He revealed that XIII Squadron Tornados recently took part in support of a major raid by ground forces in Basra where 1,000 British and Danish troops arrested Iraqi suspects in an anti-insurgency operation.

The Tornado squadrons from Marham - including II (AC), IX (B) and 31 - fulfil the role for eight months of the year, completing two-month stints apiece before squadrons from RAF Lossiemouth take over.

But, ground and air crews from XIII Squadron will be away from their friends and families over Christmas as missions continue.

The Tornados can provide critical intelligence from reconnaissance work or pose a threat when supporting ground forces, with the potential to drop bombs or open fire with guns.

But so far, the presence of the jets has been a deterrent either through higher-level deployment or by making menacing low-level sweeps at high speed over potential insurgency positions.

The risk is significantly less than the threat faced during the Iraq war of 2003 when Saddam had ground-to-air missiles, but there is still danger from small arms fire, shoulder-launched missiles or unguided missiles.

Wing Cdr Jones said: “We have the range to be able to operate across the whole country, not just in the south where the British forces are based, but in support of American forces also.

“With the speed and range, we can get anywhere in the country within 25-30 minutes, though normally that is 10-15 minutes but during a mission we often need to refuel three or four times.

“That will often mean that the crew is in the cockpits for eight to nine hours, which can be fatiguing for them.”

The crews normally fly for three consecutive days, plan missions for two and have a day off.

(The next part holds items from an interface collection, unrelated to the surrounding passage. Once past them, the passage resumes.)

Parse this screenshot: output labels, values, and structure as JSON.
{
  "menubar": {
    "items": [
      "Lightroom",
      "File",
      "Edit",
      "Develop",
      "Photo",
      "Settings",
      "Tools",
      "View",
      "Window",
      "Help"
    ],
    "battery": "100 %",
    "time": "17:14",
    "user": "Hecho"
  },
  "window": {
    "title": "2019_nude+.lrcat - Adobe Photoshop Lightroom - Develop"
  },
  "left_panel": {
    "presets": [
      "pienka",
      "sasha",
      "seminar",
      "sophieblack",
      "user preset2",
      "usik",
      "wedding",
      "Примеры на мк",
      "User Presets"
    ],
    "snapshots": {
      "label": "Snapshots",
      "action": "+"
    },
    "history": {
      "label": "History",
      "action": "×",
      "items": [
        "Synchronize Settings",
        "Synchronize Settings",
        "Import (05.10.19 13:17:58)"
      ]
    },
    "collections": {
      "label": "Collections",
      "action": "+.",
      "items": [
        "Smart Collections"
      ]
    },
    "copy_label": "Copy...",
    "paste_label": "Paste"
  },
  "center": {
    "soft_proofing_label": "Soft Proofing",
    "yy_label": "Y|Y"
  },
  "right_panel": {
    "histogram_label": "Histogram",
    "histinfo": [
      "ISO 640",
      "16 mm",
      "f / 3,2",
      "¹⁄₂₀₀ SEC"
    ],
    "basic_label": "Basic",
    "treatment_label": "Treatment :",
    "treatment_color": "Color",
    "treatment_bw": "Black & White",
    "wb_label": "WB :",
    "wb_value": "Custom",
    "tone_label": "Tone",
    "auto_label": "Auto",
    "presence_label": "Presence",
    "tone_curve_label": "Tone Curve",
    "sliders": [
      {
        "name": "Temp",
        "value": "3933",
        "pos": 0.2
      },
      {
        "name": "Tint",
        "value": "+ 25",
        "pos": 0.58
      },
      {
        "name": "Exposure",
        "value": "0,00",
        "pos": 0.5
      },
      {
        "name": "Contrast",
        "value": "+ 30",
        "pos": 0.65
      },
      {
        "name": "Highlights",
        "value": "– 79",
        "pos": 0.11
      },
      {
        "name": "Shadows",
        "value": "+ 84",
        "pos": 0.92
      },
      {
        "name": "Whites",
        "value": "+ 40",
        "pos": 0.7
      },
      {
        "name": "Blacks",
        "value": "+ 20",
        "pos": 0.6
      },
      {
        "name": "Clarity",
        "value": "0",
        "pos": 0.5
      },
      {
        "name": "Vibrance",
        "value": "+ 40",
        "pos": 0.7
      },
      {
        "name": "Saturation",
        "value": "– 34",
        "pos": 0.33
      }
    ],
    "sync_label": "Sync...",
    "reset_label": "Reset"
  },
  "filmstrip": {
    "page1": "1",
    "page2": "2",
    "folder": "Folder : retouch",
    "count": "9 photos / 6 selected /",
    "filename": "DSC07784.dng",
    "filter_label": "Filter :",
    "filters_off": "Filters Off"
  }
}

But Wing Cdr Jones also praised the efforts of the ground crew who often work 12-hour shifts to ensure the Tornados are ready for the next mission, which can be at any time of the day or night.